The pressing concern posed by rising sea levels has created a need for scientists to predict how quickly the oceans will rise in coming centuries. To gain insight into future ice sheet stability and sea level rise, new findings draw on evidence from past periods when Earth's climate was warmer than today. To reconstruct past sea levels, researchers used deposits found in caves on the Mediterranean island of Mallorca. The scientists determined that the extent of these unique deposits corresponds with the fluctuating water table, providing a way to precisely measure past sea levels.

 

Butterfly
The great purple emperor butterfly is one of countless insect species needing human assistance.  Photo Credit: Wikimedia Commons/Peeliden

9. Unsure how to help insect declines? Researchers suggest some ways
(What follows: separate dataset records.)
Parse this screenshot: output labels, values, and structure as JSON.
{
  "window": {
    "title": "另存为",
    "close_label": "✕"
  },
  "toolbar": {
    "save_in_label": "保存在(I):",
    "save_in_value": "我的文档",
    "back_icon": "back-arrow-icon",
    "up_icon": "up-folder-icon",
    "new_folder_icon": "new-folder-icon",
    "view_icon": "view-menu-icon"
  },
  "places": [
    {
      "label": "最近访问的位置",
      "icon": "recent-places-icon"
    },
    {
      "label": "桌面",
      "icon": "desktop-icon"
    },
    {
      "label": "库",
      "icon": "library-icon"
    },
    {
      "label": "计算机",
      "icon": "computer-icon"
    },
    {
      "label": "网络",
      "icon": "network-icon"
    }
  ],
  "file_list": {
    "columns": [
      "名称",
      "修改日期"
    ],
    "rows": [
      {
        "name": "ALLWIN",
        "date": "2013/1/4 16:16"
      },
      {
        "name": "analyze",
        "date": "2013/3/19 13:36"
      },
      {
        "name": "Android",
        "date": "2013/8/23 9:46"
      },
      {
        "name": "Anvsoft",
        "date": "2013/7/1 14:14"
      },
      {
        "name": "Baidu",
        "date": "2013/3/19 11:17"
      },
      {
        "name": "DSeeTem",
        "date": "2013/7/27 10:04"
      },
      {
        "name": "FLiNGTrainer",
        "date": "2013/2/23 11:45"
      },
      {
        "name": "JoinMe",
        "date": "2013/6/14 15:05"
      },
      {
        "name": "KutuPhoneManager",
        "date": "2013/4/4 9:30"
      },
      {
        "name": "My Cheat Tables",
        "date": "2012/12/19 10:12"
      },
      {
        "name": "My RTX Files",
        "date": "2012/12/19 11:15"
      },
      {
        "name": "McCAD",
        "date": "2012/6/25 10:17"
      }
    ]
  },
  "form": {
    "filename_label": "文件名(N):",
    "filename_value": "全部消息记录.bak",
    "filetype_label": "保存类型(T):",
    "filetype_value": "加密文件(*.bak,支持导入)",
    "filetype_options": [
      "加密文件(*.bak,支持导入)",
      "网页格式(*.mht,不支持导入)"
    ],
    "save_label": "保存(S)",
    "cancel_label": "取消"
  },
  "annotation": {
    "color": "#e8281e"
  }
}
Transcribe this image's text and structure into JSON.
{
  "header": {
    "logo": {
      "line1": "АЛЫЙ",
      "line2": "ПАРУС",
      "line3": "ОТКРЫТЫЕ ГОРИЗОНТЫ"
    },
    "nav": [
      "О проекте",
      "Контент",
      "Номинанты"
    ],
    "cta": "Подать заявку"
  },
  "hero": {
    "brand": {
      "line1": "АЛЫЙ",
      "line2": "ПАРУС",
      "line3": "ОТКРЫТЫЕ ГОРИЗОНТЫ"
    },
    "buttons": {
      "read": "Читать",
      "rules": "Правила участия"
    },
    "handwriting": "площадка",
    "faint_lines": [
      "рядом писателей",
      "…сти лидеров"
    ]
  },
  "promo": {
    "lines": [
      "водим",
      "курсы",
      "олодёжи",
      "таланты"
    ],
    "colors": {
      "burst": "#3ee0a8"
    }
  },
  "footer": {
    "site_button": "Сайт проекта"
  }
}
Florida Museum of Natural History entomologist Akito Kawahara's message is straightforward: We can't live without insects; they're in trouble; and there's something all of us can do to help. Kawahara's research has focused on answering questions about moth and butterfly evolution, but he's increasingly haunted by studies that sound the alarm about plummeting insect numbers and diversity. One of the culprits? Climate change. In response, Kawahara has turned his attention to boosting appreciation for some of the world's most misunderstood animals. Now, Kawahara and his colleagues outline easy ways to contribute to insect conservation, including mowing less, dimming the lights, using insect-friendly soaps and sealants, and becoming insect ambassadors.

 

Satellite image of dust plume
A satellite image of a dust plume crossing the Korean Peninsula. Photo Credit: SeaWiFS Project, NASA/Goddard Space Flight Center, and ORBIMAGE

10. Will warming bring a change in the winds? Dust from the deep sea provides a clue

The westerlies -- or westerly winds -- play an important role in weather and climate locally and on a global scale by influencing precipitation patterns, affecting ocean circulation, and steering tropical cyclones. Assessing how they will change as climate warms is crucial. The westerlies usually blow from west to east across the planet's mid-latitudes, but scientists have noticed that over the last several decades, these winds are moving toward the poles. Research suggests this shift is due to climate change. Scientists developed a new way to apply paleoclimatology, the study of past climate, to the behavior of the westerly winds and found evidence that atmospheric circulation patterns will change with climate warming. This breakthrough in understanding how the winds changed in the past may show us how they will continue to in the future.

Image Credit

Photo credit: NASA